Prime Minister Sánchez announced the increase, saying that “a rich country cannot have poor workers”. This came about two days after French President, Emmanuel Macron, announced a 100 euro increase for minimum wage workers, following weeks of protests from the “gilets jaunes” movement against the high cost of living, including a gas tax.
This particular measure, along with other socially-oriented policies such as a raise in pensions, and increased unemployment and disability benefits, are part of Sánchez’s courting of the anti-austerity party Podemos. But their support, while necessary, isn’t sufficient to get the budget passed through Parliament. Without the PP’s support, Sánchez needs the backing of at least a few of the nationalist and smaller parties. Already under duress from the rise of the Vox party, Sánchez is being pressured on multiple fronts, including both the EU and domestic opposition parties, who are casting doubt on the government’s ability to finance the proposed budget.
As Sánchez heads a minority government (84 seats out of a total of 350 in Congress), he needs the support of other parties to pass a new budget. But to pass the budget, Sánchez requires the support of the Catalan parties. Because of the ongoing strife between the government and Catalan independence leaders, these parties are unlikely to support this endeavor. Until Sánchez passes his budget, he must continue to rely on the current fiscal plan passed by his predecessor. Unsurprisingly, Sánchez has said that if the new budget is not approved, his “call to govern to the end of the term will be cut short.”
In a bid to push forward a solution, the leader of the Podemos party, Pablo Iglesias, met with jailed leaders of the Catalan independence movement for four hours, to discuss the government’s new budget. However, the 17 members of Congress representing the Catalan Republican Left (ERC) and the European Democratic Party of Catalonia (PdeCAT), are only willing to negotiate the budget if Sánchez’s government offers a goodwill gesture, and releases the independence leaders, who are currently being held in detention due to their role in last year’s unauthorised independence referendum.
Iglesias also telephoned ousted Catalan premier Carles Puigdemont, who is in self-imposed exile in Brussels, after he fled charges concerning his involvement in the independence movement.
After leaving the prison, Iglesias said “I have done my job. Now it is up to the government.” He then said, “I have never supported the separatist cause, [but] I hope I never again have to go to a prison to speak with a political adversary.” ERC deputy Joan Tardà thanked Iglesias for his visit and his “empathy and solidarity,” and added “We will make an effort, but the government has to as well.”

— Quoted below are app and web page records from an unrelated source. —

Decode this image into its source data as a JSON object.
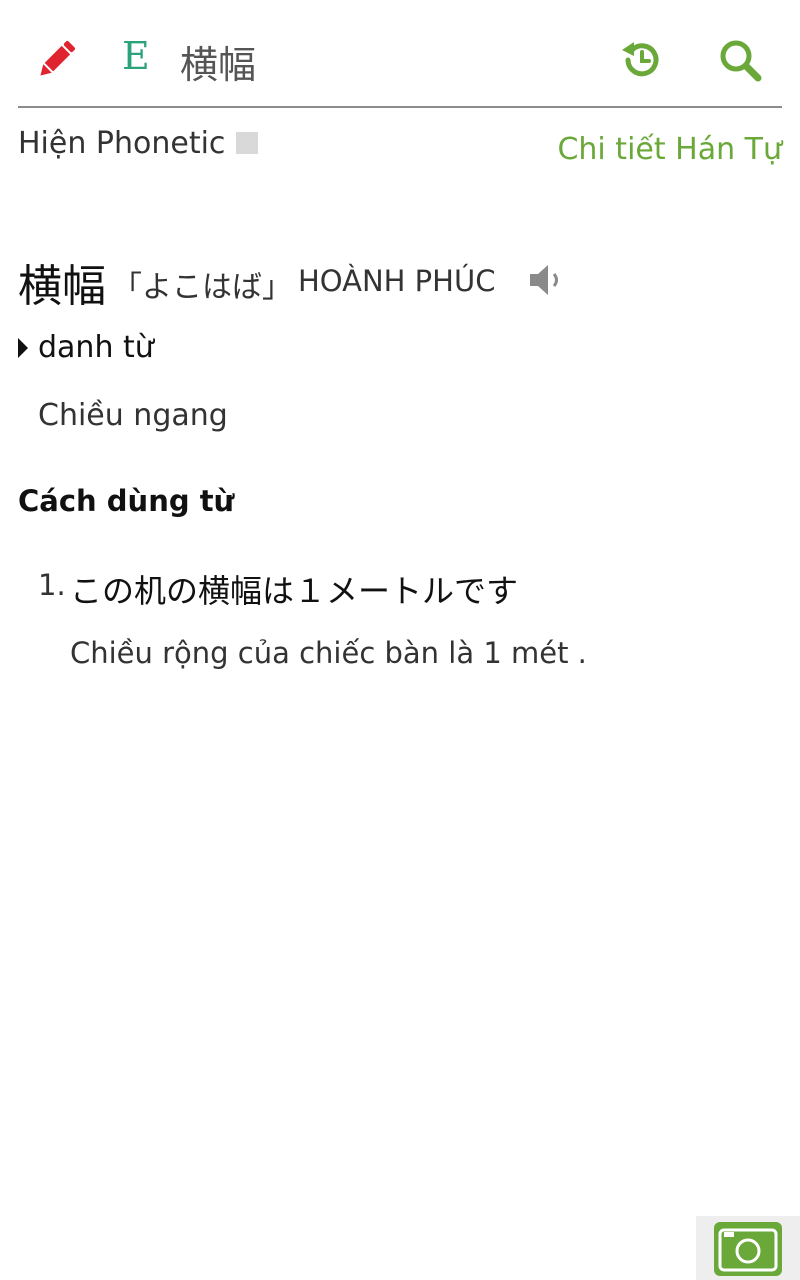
{
  "header": {
    "lang_badge": "E",
    "search_word": "横幅",
    "colors": {
      "accent": "#6aa83a",
      "edit": "#e0242f",
      "badge": "#2aa37d"
    }
  },
  "phonetic": {
    "label": "Hiện Phonetic",
    "checked": false,
    "kanji_detail_link": "Chi tiết Hán Tự"
  },
  "entry": {
    "word": "横幅",
    "reading": "「よこはば」",
    "han_viet": "HOÀNH PHÚC",
    "part_of_speech": "danh từ",
    "meaning": "Chiều ngang"
  },
  "usage": {
    "title": "Cách dùng từ",
    "examples": [
      {
        "number": "1.",
        "japanese": "この机の横幅は１メートルです",
        "vietnamese": "Chiều rộng của chiếc bàn là 1 mét ."
      }
    ]
  },
  "icons": {
    "edit": "pencil-icon",
    "history": "history-icon",
    "search": "search-icon",
    "speaker": "speaker-icon",
    "camera": "camera-icon"
  }
}
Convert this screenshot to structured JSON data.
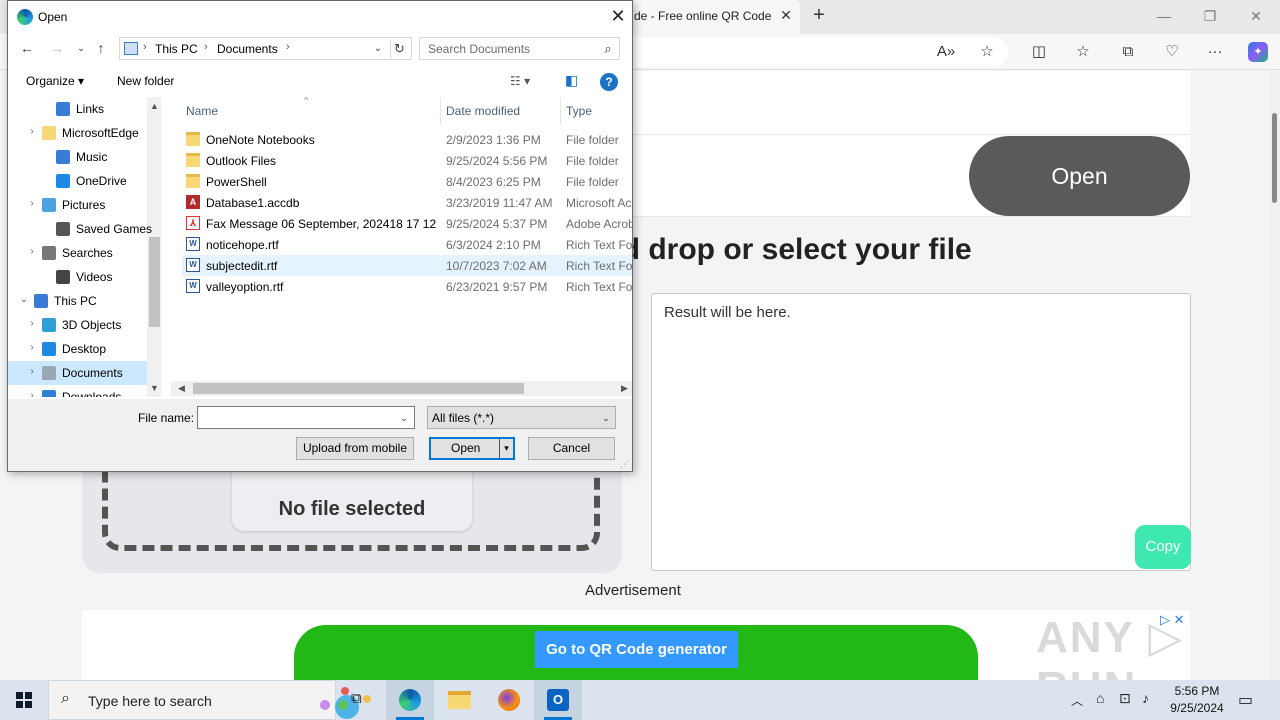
{
  "browser": {
    "tab_title": "de - Free online QR Code re",
    "tab_close": "✕",
    "new_tab": "+",
    "win_min": "—",
    "win_restore": "❐",
    "win_close": "✕",
    "toolbar_icons": [
      "read-aloud-icon",
      "star-icon",
      "split-screen-icon",
      "favorites-icon",
      "collections-icon",
      "performance-icon",
      "more-icon",
      "copilot-icon"
    ]
  },
  "page": {
    "open_button": "Open",
    "heading": "g and drop or select your file",
    "result_placeholder": "Result will be here.",
    "copy_button": "Copy",
    "no_file": "No file selected",
    "advertisement": "Advertisement",
    "ad_button": "Go to QR Code generator",
    "ad_choice": "▷ ✕",
    "watermark": "ANY ▷ RUN"
  },
  "dialog": {
    "title": "Open",
    "close": "✕",
    "path": [
      "This PC",
      "Documents"
    ],
    "search_placeholder": "Search Documents",
    "organize": "Organize ▾",
    "new_folder": "New folder",
    "help": "?",
    "nav_items": [
      {
        "label": "Links",
        "expander": "",
        "icon_color": "#3a7bd5"
      },
      {
        "label": "MicrosoftEdge",
        "expander": "›",
        "icon_color": "#f8d775"
      },
      {
        "label": "Music",
        "expander": "",
        "icon_color": "#3a7bd5"
      },
      {
        "label": "OneDrive",
        "expander": "",
        "icon_color": "#1e88e5"
      },
      {
        "label": "Pictures",
        "expander": "›",
        "icon_color": "#4aa3df"
      },
      {
        "label": "Saved Games",
        "expander": "",
        "icon_color": "#555555"
      },
      {
        "label": "Searches",
        "expander": "›",
        "icon_color": "#777777"
      },
      {
        "label": "Videos",
        "expander": "",
        "icon_color": "#444444"
      },
      {
        "label": "This PC",
        "expander": "⌄",
        "icon_color": "#3a7bd5"
      },
      {
        "label": "3D Objects",
        "expander": "›",
        "icon_color": "#2f9fd6"
      },
      {
        "label": "Desktop",
        "expander": "›",
        "icon_color": "#1e88e5"
      },
      {
        "label": "Documents",
        "expander": "›",
        "icon_color": "#9aa7b5"
      },
      {
        "label": "Downloads",
        "expander": "›",
        "icon_color": "#2f7fd6"
      }
    ],
    "columns": {
      "name": "Name",
      "date": "Date modified",
      "type": "Type"
    },
    "files": [
      {
        "name": "OneNote Notebooks",
        "date": "2/9/2023 1:36 PM",
        "type": "File folder",
        "icon": "folder-icon",
        "glyph": ""
      },
      {
        "name": "Outlook Files",
        "date": "9/25/2024 5:56 PM",
        "type": "File folder",
        "icon": "folder-icon",
        "glyph": ""
      },
      {
        "name": "PowerShell",
        "date": "8/4/2023 6:25 PM",
        "type": "File folder",
        "icon": "folder-icon",
        "glyph": ""
      },
      {
        "name": "Database1.accdb",
        "date": "3/23/2019 11:47 AM",
        "type": "Microsoft Ac",
        "icon": "access-file-icon",
        "glyph": "A"
      },
      {
        "name": "Fax Message 06 September, 202418 17 12 ...",
        "date": "9/25/2024 5:37 PM",
        "type": "Adobe Acrob",
        "icon": "pdf-file-icon",
        "glyph": "⅄"
      },
      {
        "name": "noticehope.rtf",
        "date": "6/3/2024 2:10 PM",
        "type": "Rich Text For",
        "icon": "rtf-file-icon",
        "glyph": "W"
      },
      {
        "name": "subjectedit.rtf",
        "date": "10/7/2023 7:02 AM",
        "type": "Rich Text For",
        "icon": "rtf-file-icon",
        "glyph": "W"
      },
      {
        "name": "valleyoption.rtf",
        "date": "6/23/2021 9:57 PM",
        "type": "Rich Text For",
        "icon": "rtf-file-icon",
        "glyph": "W"
      }
    ],
    "file_name_label": "File name:",
    "file_name_value": "",
    "filter": "All files (*.*)",
    "upload_mobile": "Upload from mobile",
    "open_btn": "Open",
    "cancel_btn": "Cancel"
  },
  "taskbar": {
    "search_text": "Type here to search",
    "apps": [
      "task-view-icon",
      "edge-icon",
      "file-explorer-icon",
      "firefox-icon",
      "outlook-icon"
    ],
    "time": "5:56 PM",
    "date": "9/25/2024"
  }
}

The fate of the 2019 budget remains undecided; however, ongoing party negotiations are a good sign. Right-wing parties, PP and Ciudadanos, hold 166 seats between them, and will vote against the plan. That means the government needs the support of at least one Catalan party, and an abstention from the other. Considering the likely popularity of the social measures proposed in the new budget, President Sánchez may just pull it off.